Could you filter the listing for lines with the word "this" and return them?

*** Block opens ***

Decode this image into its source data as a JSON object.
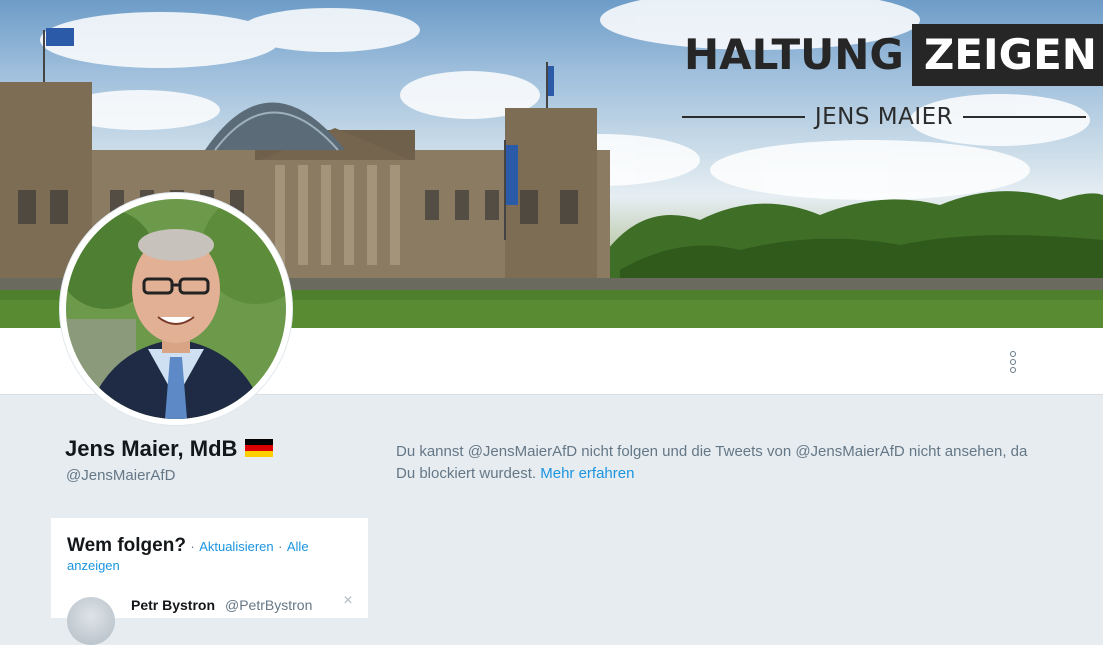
{
  "banner": {
    "brand_main": "HALTUNG",
    "brand_box": "ZEIGEN",
    "brand_sub": "JENS MAIER"
  },
  "profile": {
    "name": "Jens Maier, MdB",
    "handle": "@JensMaierAfD",
    "flag_colors": [
      "#000000",
      "#dd0000",
      "#ffce00"
    ]
  },
  "blocked": {
    "message": "Du kannst @JensMaierAfD nicht folgen und die Tweets von @JensMaierAfD nicht ansehen, da Du blockiert wurdest.",
    "link": "Mehr erfahren"
  },
  "who_to_follow": {
    "title": "Wem folgen?",
    "separator": "·",
    "refresh": "Aktualisieren",
    "show_all": "Alle anzeigen",
    "suggestions": [
      {
        "name": "Petr Bystron",
        "handle": "@PetrBystron",
        "dismiss": "×"
      }
    ]
  },
  "colors": {
    "link": "#1b95e0",
    "muted": "#657786",
    "background": "#e6ecf0"
  }
}
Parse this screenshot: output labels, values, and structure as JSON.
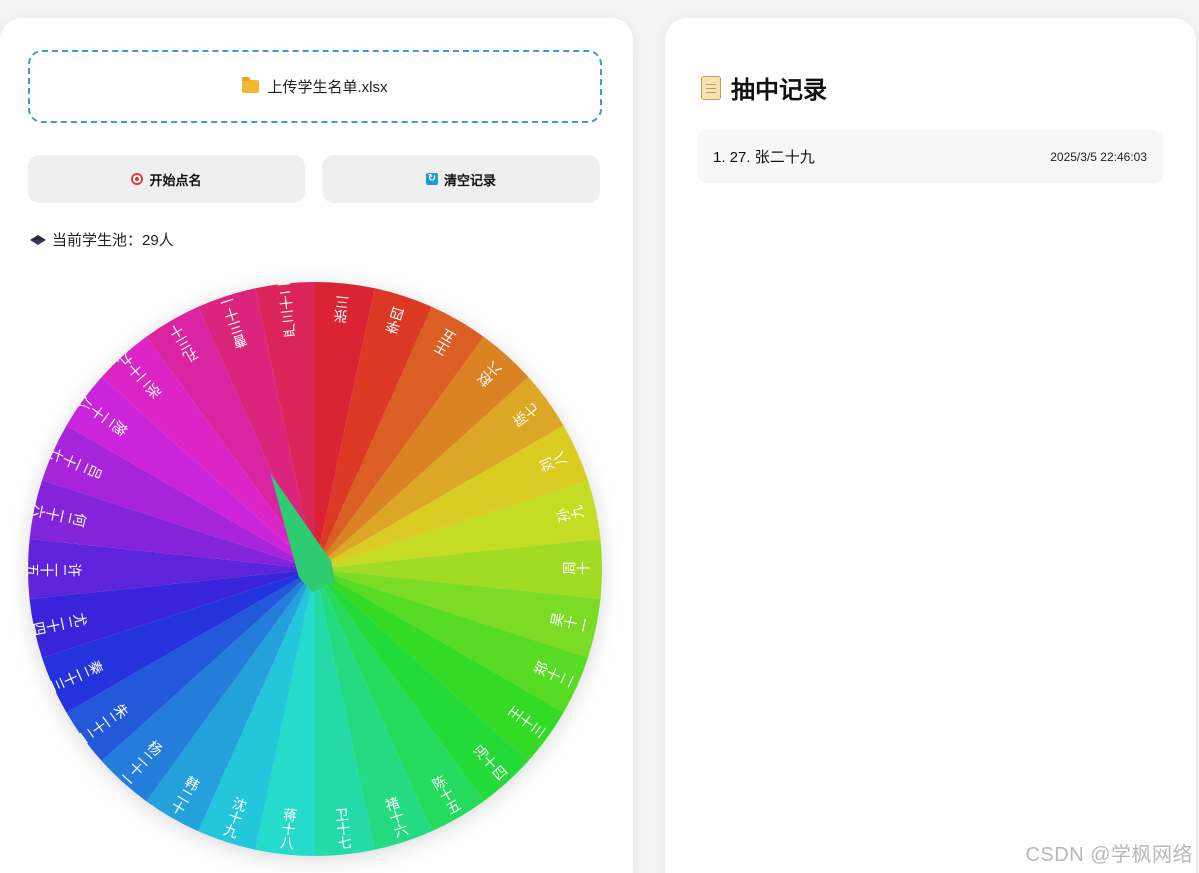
{
  "upload": {
    "icon": "folder-icon",
    "label": "上传学生名单.xlsx"
  },
  "buttons": {
    "start": {
      "icon": "target-icon",
      "label": "开始点名"
    },
    "clear": {
      "icon": "refresh-icon",
      "label": "清空记录"
    }
  },
  "pool": {
    "icon": "graduation-cap-icon",
    "label": "当前学生池：29人"
  },
  "wheel": {
    "names": [
      "张三",
      "李四",
      "王五",
      "赵六",
      "陈七",
      "刘八",
      "孙九",
      "周十",
      "吴十一",
      "郑十二",
      "王十三",
      "冯十四",
      "陈十五",
      "褚十六",
      "卫十七",
      "蒋十八",
      "沈十九",
      "韩二十",
      "杨二十一",
      "朱二十二",
      "秦二十三",
      "尤二十四",
      "许二十五",
      "何二十六",
      "吕二十七",
      "施二十八",
      "张二十九",
      "孔三十",
      "曹三十一",
      "严三十二"
    ],
    "pointer_color": "#2ecc71",
    "pointer_angle_deg": 335
  },
  "records": {
    "icon": "scroll-icon",
    "title": "抽中记录",
    "items": [
      {
        "name": "1. 27. 张二十九",
        "time": "2025/3/5 22:46:03"
      }
    ]
  },
  "watermark": "CSDN @学枫网络"
}
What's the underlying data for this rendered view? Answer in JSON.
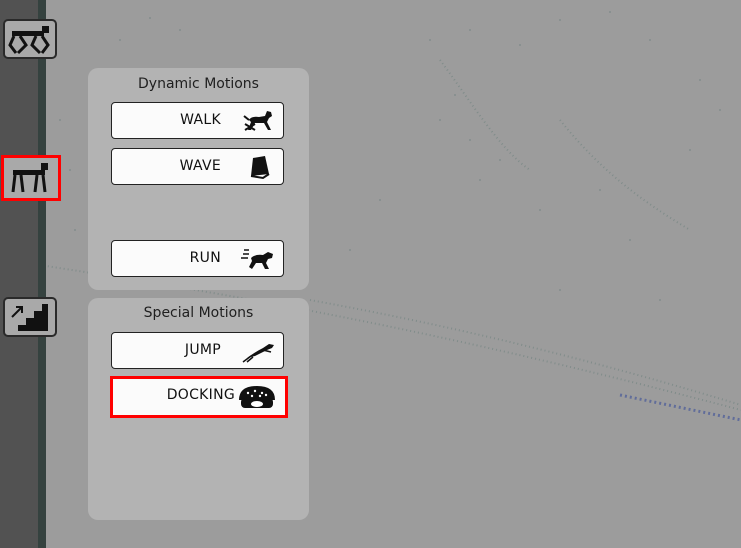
{
  "colors": {
    "highlight": "#ff0000",
    "panel": "#b3b3b3",
    "button": "#fbfbfb"
  },
  "sidebar": {
    "items": [
      {
        "name": "robot-standing",
        "icon": "robot-dog-icon",
        "active": false
      },
      {
        "name": "robot-walking",
        "icon": "robot-dog-walk-icon",
        "active": true
      },
      {
        "name": "stairs",
        "icon": "stairs-icon",
        "active": false
      }
    ]
  },
  "dynamic_panel": {
    "title": "Dynamic Motions",
    "buttons": [
      {
        "label": "WALK",
        "icon": "walking-dog-icon"
      },
      {
        "label": "WAVE",
        "icon": "wave-block-icon"
      },
      {
        "label": "RUN",
        "icon": "running-dog-icon"
      }
    ]
  },
  "special_panel": {
    "title": "Special Motions",
    "buttons": [
      {
        "label": "JUMP",
        "icon": "jumping-dog-icon",
        "selected": false
      },
      {
        "label": "DOCKING",
        "icon": "dog-bed-icon",
        "selected": true
      }
    ]
  }
}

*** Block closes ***

## [Result of the task]
Decode this image into its source data as a JSON object.
Parse this screenshot: output labels, values, and structure as JSON.
What's the underlying data for this rendered view? Answer in JSON.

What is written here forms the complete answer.